I adore and respect these modern cars, every time I drive an Aventador or a Huracán I say mamma mia, what great cars! Comparing the modern cars to the classics is like comparing two different worlds. One thing I can say is that I would never change my experience as a tester with that of today’s testers who test-drive the Huracans, Aventadors and so on.
We talk about the hybrid, about the electric motor that gives you 30 more horsepower, these are things that I share and respect, but later I retrace my steps and I always tell myself that I was fortunate to live the most beautiful moments, which for me were those of the Lamborghini Miura or Countach.
¿Is it true that Ferruccio Lamborghini never wanted his cars to participate in races?
Ferruccio Lamborghini used to say that he would never build a racing car, it costs a fortune to do so. He said: I can promote and sell my cars because I make them so well, I don’t need a racing pedigree to be able to sell them. He never agreed with the “racing” aspect to promote cars, he said that it is not worth investing millions to build a competitive racing car in order to sustain sales.
¿Any story that nobody knows about Ferruccio Lamborghini?
Lamborghini at the beginning of his industrial career bought two Ferraris, a white one for his wife and a black one for himself. When customers came to buy tractors, he took them to lunch in his Ferrari, but he always burned the clutch because he liked to make Formula-type starts. Once he went to Maranello to Ferrari to have the clutch fixed and he was shocked at how expensive it was.
He went once, twice, three times, until one day he decided that the tractor mechanics could fix the clutch at his factory. One of them, a great friend of mine who has since passed away, realized that the clutch plate and the pressure plate of that clutch were the same as those of a small Lamborghini tractor, so they called Ferruccio over to take a look.

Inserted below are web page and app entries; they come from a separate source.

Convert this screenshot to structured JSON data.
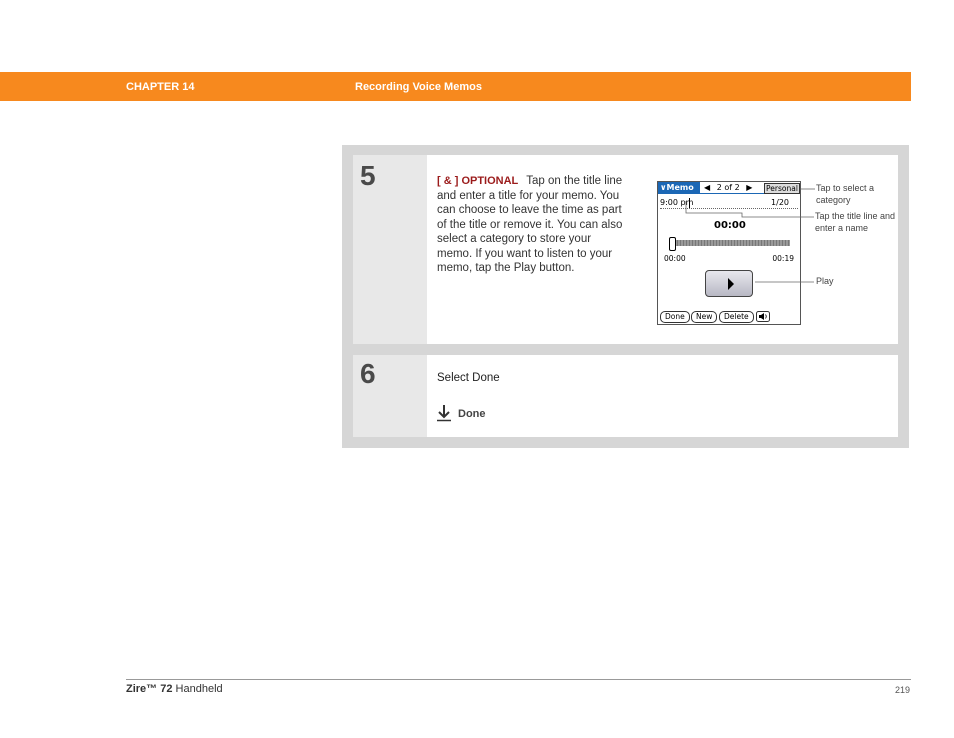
{
  "header": {
    "chapter": "CHAPTER 14",
    "section": "Recording Voice Memos"
  },
  "steps": [
    {
      "number": "5",
      "tag": "[ & ]  OPTIONAL",
      "text": "Tap on the title line and enter a title for your memo. You can choose to leave the time as part of the title or remove it. You can also select a category to store your memo. If you want to listen to your memo, tap the Play button."
    },
    {
      "number": "6",
      "text": "Select Done",
      "action_label": "Done"
    }
  ],
  "device": {
    "app_title": "Memo",
    "app_title_prefix": "∨",
    "nav_text": "2 of 2",
    "category": "Personal",
    "memo_time": "9:00 pm",
    "memo_count": "1/20",
    "clock": "00:00",
    "slider_start": "00:00",
    "slider_end": "00:19",
    "slider_position": 0,
    "buttons": [
      "Done",
      "New",
      "Delete"
    ]
  },
  "callouts": {
    "category": "Tap to select a category",
    "title_line": "Tap the title line and enter a name",
    "play": "Play"
  },
  "footer": {
    "product_brand": "Zire™ 72",
    "product_suffix": "Handheld",
    "page_number": "219"
  },
  "colors": {
    "header_orange": "#f7891e",
    "optional_red": "#9b1b1b",
    "device_blue": "#1b67b5"
  }
}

They showed him the burnt-out clutch of his Ferrari and the new clutch of the Lamborghini tractor, laid out on the work table. They were exactly the same. It was a commercial part, used by Maserati and others, I think it was a Borg & Beck or a Sachs, I don’t remember well. When Ferruccio saw that, he was furious and started shouting: That guy has charged me 100 for something that costs five, he cheated me!
Some time later Lamborghini and Ferrari met at an Agricultural Fair in Verona, they started talking and Lamborghini told Ferrari: You build your beautiful cars with the clutches of my tractors. Ferrari got furious and told him: You are a peasant! drive your tractors! you have no right to judge my cars!
There are tape recordings from the time where Ferruccio Lamborghini says: He told me that I am a peasant and that I am not capable of driving his cars, so I told him: I will show you how to build a sports car that does not have defects like yours! That was when Ferruccio began to build his cars. This was told to me by my friend, the man who changed the clutch on that first car, the late Vito Fornasieri. He was also from my town Casumaro.
¿Are you still working or retired?
I retired in 2008 and for a further six years I was a Lamborghini consultant. The day after I retired I was hired as a consultant. Today I am an independent, free-lance consultant, although I do not dedicate myself to other brands but rather to restoring the cars that I built together with some retired friends from that time. Basically the cars we built new at that time we restore today.
I wanted to transcribe this interview in its entirety, word for word, and translate it literally without changing anything, so that the reader can get an idea of the sympathy and simplicity of this man who has the gift of mechanics and handling, who breaks bread with princes, kings, stars and industrialists who entrust their Lamborghinis to him to be restored, repaired or tested, but who remains forever humble.
Thank you Valentino!!
Other published articles: https://www.quepasa.com.ve/seccion/columnistas/grand-prix/
Mi YouTube channel: https://www.youtube.com/user/salvadorfazio